• [WORK INSTRUCTIONS]: Scan the entries below for the word "description". Copy out every line in which it occurs.

Stored data:
= = = = =

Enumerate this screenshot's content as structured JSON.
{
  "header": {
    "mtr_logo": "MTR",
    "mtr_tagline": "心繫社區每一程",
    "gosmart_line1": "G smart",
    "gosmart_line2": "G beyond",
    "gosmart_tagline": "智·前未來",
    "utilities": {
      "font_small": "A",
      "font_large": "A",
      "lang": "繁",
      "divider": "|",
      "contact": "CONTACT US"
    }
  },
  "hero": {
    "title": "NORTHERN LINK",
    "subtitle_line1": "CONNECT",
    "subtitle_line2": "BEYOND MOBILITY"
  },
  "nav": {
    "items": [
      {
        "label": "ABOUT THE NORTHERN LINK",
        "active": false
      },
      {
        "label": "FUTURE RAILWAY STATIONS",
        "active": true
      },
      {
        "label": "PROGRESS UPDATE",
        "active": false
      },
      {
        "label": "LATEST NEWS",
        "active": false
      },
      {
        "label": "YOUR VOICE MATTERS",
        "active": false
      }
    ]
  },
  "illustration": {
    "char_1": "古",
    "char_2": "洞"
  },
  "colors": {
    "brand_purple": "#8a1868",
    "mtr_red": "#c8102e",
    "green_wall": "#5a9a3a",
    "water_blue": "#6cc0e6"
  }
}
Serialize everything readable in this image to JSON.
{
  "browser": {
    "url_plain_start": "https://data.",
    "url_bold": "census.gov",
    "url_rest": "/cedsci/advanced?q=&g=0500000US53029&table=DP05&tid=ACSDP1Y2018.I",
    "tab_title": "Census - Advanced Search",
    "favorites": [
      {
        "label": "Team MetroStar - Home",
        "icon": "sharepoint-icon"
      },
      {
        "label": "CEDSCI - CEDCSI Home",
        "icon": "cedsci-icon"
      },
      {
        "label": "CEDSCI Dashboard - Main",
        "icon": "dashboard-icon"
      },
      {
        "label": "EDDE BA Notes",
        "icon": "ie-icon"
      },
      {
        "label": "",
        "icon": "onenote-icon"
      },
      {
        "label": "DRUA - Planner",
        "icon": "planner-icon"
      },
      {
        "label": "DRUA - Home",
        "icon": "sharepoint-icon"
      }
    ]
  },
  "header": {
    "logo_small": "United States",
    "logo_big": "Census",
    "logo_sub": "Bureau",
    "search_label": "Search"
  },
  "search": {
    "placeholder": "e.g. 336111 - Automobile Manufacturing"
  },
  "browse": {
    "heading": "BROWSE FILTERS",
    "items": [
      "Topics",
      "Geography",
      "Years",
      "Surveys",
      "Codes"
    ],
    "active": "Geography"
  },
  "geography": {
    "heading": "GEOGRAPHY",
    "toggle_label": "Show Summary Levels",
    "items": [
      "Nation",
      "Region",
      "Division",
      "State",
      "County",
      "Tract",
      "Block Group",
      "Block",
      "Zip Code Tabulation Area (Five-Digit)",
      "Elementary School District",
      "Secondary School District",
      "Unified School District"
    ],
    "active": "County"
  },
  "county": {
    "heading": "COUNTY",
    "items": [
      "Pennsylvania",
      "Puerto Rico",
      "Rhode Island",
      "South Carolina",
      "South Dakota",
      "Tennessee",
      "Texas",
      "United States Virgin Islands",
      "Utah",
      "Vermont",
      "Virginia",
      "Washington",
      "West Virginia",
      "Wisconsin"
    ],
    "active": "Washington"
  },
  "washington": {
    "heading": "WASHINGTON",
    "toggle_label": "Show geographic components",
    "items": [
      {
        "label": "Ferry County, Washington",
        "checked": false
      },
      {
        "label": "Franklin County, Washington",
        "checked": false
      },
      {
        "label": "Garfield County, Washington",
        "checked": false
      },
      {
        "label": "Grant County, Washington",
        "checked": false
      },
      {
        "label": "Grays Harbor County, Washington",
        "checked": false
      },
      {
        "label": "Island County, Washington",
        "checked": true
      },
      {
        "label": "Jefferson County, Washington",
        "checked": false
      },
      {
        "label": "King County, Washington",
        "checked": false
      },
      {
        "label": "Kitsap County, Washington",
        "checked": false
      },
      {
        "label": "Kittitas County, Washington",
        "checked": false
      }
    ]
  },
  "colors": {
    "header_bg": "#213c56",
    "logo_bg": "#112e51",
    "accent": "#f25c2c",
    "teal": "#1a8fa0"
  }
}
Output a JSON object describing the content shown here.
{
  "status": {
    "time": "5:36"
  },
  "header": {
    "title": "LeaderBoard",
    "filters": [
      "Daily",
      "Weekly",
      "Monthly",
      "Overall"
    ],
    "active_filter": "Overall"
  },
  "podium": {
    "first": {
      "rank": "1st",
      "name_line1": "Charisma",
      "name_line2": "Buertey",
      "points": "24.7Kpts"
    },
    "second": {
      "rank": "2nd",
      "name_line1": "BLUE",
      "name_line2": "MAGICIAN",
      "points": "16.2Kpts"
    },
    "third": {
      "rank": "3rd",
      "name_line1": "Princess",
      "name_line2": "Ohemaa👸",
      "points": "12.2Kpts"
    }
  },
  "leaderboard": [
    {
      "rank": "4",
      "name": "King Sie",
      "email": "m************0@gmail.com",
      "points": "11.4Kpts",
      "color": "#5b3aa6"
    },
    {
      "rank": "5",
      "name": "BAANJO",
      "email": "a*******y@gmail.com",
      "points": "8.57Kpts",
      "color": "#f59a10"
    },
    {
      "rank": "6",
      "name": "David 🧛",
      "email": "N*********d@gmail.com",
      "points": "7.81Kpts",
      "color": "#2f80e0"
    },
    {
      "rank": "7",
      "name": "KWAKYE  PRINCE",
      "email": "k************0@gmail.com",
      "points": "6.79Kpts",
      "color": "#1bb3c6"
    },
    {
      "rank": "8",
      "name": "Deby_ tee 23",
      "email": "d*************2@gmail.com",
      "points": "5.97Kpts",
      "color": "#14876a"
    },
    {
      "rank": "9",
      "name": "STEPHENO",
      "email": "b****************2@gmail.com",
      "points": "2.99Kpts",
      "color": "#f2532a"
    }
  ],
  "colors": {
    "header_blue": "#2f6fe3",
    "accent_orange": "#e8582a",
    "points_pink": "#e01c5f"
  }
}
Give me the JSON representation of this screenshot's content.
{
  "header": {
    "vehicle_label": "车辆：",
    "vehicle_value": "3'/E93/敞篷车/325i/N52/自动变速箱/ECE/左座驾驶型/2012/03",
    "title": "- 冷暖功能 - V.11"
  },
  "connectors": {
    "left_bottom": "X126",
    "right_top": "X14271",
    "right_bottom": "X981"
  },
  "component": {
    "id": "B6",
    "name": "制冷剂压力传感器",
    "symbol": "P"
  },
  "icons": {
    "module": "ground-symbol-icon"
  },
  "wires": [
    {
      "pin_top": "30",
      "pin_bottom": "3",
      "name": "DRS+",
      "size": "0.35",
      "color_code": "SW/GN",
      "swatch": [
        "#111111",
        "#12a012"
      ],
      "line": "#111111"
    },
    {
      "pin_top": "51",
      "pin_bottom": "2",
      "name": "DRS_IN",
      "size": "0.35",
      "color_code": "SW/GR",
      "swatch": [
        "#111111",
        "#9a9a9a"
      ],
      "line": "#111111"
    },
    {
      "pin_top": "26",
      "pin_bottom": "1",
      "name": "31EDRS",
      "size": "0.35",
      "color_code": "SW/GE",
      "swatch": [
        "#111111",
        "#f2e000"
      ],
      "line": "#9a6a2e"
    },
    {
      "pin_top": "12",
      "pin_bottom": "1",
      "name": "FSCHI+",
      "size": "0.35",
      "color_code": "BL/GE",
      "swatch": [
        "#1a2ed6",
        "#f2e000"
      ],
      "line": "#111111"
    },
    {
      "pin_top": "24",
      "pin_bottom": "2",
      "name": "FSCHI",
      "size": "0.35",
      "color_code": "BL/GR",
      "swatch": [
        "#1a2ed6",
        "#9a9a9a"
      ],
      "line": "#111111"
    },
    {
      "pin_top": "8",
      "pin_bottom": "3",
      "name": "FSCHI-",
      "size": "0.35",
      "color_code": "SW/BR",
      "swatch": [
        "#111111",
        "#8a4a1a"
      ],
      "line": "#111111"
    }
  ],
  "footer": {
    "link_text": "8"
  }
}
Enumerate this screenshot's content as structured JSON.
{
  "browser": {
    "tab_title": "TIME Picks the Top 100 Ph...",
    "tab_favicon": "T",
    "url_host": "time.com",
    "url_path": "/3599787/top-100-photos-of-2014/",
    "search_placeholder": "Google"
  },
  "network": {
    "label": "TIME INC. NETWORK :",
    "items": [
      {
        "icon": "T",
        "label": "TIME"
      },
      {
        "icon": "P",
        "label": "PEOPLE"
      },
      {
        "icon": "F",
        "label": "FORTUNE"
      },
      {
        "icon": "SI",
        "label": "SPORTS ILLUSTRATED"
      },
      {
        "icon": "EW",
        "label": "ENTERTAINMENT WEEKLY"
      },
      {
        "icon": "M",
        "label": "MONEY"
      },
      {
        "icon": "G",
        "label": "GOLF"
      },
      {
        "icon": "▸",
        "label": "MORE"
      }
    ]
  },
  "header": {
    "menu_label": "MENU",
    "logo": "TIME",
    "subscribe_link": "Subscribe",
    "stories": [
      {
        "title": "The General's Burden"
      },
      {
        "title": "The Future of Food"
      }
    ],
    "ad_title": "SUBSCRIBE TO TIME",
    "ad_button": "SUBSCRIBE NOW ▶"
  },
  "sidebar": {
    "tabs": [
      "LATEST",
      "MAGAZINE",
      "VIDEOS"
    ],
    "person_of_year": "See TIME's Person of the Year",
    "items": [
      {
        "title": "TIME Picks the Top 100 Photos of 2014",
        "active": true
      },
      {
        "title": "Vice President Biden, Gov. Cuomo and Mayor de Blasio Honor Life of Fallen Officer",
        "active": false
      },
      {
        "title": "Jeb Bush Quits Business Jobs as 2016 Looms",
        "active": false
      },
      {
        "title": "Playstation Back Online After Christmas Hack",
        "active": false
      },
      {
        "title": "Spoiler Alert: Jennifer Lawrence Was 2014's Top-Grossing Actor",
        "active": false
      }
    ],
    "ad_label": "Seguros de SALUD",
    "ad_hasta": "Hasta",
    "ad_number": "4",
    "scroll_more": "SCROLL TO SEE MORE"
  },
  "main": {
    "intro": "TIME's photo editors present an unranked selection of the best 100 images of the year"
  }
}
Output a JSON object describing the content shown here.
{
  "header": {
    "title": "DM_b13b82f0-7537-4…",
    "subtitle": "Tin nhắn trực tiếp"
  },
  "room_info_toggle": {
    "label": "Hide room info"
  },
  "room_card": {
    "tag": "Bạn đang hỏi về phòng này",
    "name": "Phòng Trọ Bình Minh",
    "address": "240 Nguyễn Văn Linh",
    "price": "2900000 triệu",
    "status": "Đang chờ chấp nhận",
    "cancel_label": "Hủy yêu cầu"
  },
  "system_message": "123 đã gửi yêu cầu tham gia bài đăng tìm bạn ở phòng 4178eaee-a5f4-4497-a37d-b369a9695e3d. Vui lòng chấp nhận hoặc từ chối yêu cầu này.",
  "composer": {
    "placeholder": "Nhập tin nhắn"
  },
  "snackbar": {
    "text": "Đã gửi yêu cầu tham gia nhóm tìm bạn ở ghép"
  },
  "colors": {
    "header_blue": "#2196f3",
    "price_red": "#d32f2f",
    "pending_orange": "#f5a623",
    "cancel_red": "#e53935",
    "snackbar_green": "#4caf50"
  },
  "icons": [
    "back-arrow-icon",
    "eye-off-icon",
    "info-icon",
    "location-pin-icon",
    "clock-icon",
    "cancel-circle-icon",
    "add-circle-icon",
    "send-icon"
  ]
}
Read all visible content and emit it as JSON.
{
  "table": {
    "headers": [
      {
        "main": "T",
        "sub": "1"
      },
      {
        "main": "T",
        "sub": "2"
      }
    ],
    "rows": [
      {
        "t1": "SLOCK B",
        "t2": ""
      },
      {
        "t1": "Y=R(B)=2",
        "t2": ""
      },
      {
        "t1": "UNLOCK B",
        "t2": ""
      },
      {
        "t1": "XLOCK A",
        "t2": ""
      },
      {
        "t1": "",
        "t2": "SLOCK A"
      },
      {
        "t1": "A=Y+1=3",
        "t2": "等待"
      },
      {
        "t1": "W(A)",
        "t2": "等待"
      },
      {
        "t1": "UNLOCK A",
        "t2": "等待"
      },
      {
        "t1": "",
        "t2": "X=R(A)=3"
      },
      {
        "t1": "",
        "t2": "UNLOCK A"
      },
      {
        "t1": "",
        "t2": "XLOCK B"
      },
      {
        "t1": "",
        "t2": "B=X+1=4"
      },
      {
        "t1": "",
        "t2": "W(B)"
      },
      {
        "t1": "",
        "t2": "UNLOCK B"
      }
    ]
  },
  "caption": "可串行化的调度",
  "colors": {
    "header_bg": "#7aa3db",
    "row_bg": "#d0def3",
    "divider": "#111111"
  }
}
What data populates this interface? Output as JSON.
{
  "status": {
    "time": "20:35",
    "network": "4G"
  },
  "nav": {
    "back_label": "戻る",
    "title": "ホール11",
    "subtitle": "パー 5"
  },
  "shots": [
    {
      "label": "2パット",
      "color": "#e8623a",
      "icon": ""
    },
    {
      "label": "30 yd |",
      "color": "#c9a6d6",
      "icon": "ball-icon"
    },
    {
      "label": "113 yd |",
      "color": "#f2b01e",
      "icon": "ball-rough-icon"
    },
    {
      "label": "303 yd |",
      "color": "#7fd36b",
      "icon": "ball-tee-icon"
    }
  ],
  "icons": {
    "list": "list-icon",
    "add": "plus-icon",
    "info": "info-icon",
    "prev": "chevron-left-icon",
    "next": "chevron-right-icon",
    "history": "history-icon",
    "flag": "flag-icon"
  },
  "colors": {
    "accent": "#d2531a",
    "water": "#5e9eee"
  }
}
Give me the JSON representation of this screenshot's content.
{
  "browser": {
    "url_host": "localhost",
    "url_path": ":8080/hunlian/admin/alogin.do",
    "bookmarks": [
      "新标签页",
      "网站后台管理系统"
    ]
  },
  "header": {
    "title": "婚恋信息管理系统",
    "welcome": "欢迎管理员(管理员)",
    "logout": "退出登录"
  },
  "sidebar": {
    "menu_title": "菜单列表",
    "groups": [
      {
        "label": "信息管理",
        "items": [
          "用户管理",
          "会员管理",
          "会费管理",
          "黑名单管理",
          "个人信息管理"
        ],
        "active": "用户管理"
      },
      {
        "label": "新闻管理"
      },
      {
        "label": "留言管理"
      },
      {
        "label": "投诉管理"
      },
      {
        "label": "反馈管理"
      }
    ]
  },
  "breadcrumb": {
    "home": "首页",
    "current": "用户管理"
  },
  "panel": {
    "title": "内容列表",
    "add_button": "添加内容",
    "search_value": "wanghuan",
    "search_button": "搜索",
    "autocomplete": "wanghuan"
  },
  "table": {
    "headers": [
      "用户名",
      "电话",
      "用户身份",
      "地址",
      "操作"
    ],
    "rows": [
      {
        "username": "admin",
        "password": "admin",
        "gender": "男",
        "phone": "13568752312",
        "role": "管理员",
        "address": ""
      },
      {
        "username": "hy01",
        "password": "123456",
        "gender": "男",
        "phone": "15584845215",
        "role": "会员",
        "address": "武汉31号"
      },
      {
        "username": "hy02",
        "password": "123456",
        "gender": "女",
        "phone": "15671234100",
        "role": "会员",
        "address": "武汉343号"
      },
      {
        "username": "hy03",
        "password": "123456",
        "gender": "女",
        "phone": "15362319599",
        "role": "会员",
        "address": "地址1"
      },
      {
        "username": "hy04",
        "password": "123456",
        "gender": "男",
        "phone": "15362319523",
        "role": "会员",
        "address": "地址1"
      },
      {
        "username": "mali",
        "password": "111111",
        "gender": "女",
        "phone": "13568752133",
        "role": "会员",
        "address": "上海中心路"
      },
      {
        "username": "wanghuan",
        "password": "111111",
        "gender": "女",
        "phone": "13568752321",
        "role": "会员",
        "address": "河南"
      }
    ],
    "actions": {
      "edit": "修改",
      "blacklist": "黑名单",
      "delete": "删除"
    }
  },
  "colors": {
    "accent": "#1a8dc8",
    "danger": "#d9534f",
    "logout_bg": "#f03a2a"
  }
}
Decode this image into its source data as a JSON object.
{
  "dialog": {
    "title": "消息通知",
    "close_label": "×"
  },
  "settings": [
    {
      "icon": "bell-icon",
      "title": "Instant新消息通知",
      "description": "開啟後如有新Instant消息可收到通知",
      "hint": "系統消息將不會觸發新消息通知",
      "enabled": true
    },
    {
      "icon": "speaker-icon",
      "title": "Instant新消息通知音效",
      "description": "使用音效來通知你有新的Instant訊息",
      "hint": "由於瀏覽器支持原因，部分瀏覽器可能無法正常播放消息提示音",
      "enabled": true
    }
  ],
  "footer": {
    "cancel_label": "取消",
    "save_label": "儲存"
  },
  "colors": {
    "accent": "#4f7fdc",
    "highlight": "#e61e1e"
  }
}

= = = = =

• [WRITTEN ANSWER]:
      "description": "開啟後如有新Instant消息可收到通知",
      "description": "使用音效來通知你有新的Instant訊息",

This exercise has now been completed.